It must be emphasized that here the school district at no time charged nor has it sought to make out a case of "willful or persistent violation" under § 168.114, subd. 1(4). The election not to proceed under that provision may have been dictated by the board's recognition that the rules alleged to have been violated by Mrs. Landuyt had never been given the status of "published regulations of the board of education." As a matter of fact, the record in this case reflects that the rules which Mrs. Landuyt is charged with having violated had been issued either orally or at best by written memorandum of the school principal; and this falls short of being "published regulations of the board of education." We need not decide for the purposes of this case whether a finding of "willful or persistent violation" would command substantial support in the evidence here that Mrs. Landuyt was late for a few minutes on a few mornings in getting to her classroom from the teacher's lounge, and in failing to keep straight lines of pupils on the way to the cafeteria, when the evidence shows that the other teachers did the same thing, and especially when Mrs. Landuyt was given no warning concerning these petty violations of these minor rules by her.

The school district in support of its present argument cites numerous cases on the subject of condonation in divorce cases.
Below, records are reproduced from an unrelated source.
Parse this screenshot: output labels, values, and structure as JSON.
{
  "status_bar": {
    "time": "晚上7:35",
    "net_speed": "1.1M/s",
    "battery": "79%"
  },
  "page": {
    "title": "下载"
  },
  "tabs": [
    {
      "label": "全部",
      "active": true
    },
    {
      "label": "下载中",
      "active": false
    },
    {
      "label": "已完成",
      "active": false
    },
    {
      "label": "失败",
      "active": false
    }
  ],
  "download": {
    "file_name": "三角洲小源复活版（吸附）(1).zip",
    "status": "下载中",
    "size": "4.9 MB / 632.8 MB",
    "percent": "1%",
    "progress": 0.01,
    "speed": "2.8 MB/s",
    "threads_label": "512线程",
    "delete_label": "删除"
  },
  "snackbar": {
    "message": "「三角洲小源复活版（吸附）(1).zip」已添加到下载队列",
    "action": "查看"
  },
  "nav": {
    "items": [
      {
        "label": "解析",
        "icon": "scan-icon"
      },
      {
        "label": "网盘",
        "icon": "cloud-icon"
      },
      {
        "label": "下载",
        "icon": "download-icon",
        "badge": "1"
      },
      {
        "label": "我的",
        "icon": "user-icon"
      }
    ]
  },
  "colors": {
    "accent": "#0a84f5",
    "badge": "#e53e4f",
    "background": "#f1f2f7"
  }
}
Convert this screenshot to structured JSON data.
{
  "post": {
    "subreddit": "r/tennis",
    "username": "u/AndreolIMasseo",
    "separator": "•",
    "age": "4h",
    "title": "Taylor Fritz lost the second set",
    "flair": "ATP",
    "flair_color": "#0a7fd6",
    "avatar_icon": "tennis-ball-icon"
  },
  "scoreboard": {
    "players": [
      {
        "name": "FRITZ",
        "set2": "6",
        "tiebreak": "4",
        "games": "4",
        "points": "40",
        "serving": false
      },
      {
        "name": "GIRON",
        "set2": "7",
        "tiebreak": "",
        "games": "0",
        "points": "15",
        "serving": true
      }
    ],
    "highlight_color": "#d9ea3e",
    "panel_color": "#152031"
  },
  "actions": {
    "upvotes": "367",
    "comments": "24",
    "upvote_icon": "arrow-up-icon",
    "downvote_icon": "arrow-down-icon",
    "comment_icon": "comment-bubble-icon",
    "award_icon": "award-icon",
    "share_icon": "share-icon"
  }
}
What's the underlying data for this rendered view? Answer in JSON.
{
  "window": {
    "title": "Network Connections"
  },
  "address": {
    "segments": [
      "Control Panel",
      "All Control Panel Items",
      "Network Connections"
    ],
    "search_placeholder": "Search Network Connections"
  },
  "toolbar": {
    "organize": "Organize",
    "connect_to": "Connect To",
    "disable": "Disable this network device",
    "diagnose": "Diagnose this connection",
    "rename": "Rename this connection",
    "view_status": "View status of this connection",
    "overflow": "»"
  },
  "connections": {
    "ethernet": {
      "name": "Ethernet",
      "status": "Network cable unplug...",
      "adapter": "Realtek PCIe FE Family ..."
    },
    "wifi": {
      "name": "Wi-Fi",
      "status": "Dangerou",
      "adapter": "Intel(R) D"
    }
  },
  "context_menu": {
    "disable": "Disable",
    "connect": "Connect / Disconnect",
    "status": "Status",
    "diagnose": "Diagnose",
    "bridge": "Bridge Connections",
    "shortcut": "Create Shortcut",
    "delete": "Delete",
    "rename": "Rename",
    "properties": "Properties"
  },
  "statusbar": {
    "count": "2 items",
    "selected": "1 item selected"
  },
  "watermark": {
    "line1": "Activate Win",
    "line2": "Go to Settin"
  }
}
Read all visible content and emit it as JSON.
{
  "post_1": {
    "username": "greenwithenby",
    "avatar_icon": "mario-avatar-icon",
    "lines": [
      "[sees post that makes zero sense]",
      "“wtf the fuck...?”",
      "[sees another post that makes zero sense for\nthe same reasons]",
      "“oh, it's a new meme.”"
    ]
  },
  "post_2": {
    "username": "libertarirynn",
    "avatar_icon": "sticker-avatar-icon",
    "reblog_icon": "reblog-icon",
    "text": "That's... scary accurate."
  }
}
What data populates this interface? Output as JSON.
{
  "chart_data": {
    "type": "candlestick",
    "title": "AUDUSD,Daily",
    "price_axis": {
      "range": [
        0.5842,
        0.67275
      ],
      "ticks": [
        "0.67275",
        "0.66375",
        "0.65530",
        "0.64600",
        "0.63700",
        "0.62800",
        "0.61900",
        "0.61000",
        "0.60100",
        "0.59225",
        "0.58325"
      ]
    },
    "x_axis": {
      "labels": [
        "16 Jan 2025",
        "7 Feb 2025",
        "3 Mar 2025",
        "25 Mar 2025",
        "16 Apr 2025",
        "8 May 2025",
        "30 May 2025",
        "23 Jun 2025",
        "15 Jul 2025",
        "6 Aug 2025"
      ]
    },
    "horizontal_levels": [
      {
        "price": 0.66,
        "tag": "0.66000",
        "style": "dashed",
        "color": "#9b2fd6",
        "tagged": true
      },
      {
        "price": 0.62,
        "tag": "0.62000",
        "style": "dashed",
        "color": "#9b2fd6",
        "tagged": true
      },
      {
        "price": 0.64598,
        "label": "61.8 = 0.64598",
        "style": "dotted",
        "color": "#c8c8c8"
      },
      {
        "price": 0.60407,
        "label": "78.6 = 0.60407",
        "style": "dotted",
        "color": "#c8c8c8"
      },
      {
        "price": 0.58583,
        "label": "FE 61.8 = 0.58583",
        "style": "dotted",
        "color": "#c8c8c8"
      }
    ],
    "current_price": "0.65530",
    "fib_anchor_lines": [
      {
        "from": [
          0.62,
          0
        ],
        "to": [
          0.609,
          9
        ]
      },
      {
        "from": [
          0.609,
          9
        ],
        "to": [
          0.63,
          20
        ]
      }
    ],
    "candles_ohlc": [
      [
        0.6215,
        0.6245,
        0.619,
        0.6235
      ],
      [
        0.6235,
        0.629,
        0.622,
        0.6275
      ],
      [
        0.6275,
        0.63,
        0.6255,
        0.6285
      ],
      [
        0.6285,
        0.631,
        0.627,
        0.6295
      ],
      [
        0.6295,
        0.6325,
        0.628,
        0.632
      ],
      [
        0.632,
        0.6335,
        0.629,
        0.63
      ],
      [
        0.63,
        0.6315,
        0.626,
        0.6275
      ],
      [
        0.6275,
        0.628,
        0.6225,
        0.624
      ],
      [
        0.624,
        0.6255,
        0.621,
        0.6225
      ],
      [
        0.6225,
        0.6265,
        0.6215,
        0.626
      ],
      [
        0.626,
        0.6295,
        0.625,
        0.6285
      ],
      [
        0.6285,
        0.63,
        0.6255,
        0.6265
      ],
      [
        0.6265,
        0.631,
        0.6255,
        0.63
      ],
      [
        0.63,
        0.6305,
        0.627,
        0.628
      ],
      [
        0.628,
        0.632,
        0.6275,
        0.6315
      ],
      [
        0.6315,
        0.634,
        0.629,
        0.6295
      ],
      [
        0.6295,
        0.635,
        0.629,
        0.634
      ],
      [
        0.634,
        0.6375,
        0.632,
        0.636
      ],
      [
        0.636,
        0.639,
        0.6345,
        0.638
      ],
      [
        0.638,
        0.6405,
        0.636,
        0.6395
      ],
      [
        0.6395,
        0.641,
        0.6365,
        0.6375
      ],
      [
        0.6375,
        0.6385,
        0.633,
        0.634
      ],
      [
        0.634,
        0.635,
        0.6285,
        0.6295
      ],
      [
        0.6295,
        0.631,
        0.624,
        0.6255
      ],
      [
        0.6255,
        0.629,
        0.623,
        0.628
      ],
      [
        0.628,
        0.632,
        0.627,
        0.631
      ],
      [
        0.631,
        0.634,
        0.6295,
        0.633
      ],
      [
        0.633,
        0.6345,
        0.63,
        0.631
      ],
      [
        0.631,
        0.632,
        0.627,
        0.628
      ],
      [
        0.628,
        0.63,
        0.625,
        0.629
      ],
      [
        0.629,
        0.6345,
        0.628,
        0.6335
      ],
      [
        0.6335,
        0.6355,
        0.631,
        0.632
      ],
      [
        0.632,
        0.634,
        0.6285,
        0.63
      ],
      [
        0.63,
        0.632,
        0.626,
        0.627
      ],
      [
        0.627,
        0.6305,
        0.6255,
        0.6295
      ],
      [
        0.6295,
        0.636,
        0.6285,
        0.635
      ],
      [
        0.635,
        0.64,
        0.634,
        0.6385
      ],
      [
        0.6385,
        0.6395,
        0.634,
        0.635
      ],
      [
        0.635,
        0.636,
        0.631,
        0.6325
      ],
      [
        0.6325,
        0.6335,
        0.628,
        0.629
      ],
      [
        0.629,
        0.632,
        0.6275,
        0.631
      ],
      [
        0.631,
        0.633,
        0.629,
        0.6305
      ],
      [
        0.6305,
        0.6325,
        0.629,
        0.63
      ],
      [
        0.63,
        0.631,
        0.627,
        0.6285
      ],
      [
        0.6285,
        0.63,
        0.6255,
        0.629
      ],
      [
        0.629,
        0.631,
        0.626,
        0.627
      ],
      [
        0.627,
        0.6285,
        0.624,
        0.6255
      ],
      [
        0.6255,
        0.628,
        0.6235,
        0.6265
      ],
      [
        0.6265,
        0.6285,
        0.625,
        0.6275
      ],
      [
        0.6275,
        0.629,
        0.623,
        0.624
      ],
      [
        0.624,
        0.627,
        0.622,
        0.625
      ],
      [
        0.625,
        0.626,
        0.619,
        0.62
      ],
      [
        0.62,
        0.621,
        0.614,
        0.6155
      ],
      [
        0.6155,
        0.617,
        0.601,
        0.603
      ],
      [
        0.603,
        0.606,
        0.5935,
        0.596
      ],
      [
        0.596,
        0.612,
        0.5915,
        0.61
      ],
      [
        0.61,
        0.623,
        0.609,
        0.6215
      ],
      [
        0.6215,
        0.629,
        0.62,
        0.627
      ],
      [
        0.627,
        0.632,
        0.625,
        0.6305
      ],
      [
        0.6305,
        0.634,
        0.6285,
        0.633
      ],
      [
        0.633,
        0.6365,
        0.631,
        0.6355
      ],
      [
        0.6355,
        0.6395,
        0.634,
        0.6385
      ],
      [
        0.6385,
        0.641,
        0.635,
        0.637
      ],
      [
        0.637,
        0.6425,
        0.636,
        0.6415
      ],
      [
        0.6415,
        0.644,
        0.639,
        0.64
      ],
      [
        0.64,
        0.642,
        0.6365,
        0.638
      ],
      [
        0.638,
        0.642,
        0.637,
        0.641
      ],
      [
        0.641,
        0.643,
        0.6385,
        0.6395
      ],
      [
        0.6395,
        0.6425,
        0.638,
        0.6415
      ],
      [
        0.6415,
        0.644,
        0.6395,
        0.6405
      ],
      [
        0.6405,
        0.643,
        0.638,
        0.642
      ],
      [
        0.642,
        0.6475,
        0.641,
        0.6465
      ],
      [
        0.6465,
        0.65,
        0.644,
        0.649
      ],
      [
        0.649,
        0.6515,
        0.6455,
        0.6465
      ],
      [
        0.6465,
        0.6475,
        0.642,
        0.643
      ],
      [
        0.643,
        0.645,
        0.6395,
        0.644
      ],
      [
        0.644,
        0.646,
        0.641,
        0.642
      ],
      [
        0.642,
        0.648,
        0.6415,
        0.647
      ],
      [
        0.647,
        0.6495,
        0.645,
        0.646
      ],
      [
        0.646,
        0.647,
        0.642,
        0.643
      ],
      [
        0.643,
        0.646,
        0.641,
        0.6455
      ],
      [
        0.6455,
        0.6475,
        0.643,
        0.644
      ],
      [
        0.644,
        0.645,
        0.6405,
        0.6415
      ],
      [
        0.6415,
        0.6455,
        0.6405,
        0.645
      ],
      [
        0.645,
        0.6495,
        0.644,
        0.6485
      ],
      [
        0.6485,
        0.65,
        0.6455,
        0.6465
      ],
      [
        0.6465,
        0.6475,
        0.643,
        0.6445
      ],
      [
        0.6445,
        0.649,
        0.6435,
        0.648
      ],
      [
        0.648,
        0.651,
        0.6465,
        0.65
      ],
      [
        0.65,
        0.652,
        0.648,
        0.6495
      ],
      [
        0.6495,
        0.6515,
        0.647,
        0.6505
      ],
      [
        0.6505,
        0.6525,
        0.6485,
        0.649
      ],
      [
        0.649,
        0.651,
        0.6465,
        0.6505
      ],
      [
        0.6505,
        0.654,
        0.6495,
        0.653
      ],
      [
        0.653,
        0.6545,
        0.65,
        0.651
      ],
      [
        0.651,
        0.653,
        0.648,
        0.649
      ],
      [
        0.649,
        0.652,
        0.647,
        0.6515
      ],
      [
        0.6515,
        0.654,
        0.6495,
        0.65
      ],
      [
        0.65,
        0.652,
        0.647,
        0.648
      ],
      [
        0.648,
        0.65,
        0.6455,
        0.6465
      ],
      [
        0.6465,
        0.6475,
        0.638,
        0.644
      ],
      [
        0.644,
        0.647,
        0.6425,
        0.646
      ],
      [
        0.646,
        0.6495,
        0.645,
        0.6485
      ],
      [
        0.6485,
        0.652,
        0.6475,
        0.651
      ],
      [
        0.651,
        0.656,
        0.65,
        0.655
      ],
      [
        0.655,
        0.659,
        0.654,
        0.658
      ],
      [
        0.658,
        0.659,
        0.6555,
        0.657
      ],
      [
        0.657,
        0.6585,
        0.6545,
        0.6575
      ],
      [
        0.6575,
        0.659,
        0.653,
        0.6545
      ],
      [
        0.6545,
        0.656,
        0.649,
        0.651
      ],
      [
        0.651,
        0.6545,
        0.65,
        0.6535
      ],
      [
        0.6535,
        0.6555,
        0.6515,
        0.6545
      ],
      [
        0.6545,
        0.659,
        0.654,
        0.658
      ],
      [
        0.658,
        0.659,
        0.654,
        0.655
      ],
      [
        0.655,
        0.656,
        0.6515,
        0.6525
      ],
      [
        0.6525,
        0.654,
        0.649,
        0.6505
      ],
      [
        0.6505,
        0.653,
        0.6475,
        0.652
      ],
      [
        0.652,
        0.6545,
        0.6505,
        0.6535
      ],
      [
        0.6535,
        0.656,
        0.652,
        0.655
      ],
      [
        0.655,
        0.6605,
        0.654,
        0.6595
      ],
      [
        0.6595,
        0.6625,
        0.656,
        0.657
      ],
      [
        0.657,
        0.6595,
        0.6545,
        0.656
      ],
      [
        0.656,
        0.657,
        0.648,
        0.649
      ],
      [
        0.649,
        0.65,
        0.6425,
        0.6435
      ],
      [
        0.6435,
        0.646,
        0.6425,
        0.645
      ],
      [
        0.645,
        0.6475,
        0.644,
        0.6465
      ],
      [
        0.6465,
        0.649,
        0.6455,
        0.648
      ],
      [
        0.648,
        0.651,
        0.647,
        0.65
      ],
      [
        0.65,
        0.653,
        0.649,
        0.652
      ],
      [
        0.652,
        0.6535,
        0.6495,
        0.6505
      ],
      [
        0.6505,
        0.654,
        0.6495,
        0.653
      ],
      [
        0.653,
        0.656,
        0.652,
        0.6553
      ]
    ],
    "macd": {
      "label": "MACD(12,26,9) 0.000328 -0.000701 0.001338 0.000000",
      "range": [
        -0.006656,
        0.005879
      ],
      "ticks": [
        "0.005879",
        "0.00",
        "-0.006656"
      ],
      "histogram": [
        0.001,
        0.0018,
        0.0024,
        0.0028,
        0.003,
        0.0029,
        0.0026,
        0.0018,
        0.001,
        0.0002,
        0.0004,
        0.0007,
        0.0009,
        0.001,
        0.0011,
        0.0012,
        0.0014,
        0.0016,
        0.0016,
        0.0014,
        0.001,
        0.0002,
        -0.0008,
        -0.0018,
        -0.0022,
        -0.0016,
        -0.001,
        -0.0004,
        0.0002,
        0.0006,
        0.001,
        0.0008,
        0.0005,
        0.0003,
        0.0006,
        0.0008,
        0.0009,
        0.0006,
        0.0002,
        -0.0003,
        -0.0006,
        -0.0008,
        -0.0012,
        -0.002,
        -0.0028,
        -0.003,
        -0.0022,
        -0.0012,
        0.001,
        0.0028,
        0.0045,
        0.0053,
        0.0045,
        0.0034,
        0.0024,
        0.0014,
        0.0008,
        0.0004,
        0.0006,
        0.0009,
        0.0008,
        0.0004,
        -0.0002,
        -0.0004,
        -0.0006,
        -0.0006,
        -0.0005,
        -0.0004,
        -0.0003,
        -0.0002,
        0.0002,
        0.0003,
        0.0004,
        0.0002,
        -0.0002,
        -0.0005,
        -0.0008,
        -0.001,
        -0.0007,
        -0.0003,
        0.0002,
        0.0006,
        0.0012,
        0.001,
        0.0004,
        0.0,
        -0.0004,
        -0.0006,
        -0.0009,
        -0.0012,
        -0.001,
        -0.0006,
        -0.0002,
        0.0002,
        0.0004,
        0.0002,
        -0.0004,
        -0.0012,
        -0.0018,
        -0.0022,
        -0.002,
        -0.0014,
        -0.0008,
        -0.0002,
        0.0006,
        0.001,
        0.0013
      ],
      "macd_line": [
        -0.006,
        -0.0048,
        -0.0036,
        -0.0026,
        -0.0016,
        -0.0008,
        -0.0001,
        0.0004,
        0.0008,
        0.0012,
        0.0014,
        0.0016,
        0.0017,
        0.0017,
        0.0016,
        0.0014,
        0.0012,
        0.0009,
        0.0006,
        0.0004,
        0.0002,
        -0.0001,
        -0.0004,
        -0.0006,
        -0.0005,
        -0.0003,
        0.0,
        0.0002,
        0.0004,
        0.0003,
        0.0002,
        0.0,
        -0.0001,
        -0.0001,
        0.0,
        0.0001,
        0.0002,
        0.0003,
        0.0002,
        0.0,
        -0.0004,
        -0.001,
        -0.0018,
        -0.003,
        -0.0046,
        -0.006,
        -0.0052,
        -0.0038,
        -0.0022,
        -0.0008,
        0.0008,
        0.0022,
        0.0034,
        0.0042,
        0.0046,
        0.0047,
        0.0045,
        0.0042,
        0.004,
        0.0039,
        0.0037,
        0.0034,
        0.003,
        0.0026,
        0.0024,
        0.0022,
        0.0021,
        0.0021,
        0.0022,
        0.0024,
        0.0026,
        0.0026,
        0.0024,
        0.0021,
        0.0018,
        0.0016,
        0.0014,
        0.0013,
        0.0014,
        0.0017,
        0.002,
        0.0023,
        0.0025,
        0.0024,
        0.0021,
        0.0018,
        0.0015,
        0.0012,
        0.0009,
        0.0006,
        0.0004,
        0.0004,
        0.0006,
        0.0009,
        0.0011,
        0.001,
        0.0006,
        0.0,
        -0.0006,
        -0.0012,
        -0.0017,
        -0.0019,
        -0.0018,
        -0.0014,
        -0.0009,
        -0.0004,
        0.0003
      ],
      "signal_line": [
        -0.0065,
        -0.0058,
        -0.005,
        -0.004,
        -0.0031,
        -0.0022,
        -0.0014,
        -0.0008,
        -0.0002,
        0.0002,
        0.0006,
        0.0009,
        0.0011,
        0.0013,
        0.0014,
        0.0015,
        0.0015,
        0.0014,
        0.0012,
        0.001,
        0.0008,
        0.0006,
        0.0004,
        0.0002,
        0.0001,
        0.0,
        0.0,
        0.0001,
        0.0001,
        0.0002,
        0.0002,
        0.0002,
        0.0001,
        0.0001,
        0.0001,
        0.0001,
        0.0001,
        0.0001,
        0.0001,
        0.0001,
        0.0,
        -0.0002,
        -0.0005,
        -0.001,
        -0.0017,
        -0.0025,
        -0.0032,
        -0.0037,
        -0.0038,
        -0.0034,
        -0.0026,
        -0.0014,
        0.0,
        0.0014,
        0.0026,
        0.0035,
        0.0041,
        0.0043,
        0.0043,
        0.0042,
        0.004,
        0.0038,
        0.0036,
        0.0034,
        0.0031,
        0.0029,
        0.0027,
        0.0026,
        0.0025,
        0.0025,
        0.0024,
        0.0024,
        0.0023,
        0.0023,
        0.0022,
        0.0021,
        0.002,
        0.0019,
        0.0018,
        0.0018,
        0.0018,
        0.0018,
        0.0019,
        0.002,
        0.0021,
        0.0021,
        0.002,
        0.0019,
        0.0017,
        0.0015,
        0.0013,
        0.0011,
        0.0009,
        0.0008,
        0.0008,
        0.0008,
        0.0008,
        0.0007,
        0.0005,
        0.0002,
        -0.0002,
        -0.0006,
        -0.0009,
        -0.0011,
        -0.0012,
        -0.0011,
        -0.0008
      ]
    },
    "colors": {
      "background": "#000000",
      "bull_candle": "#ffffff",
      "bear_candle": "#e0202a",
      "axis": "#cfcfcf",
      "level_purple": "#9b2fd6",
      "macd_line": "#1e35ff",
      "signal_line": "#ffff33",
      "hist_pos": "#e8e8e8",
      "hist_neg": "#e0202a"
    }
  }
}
No condonation issue is presented in the instant case, and the attempted analogy to condonation in divorce cases is inapposite.

In view of the disposition of the issues made by this opinion, it becomes unnecessary to discuss other issues raised by Mrs. Landuyt.

The judgment is affirmed.

All concur.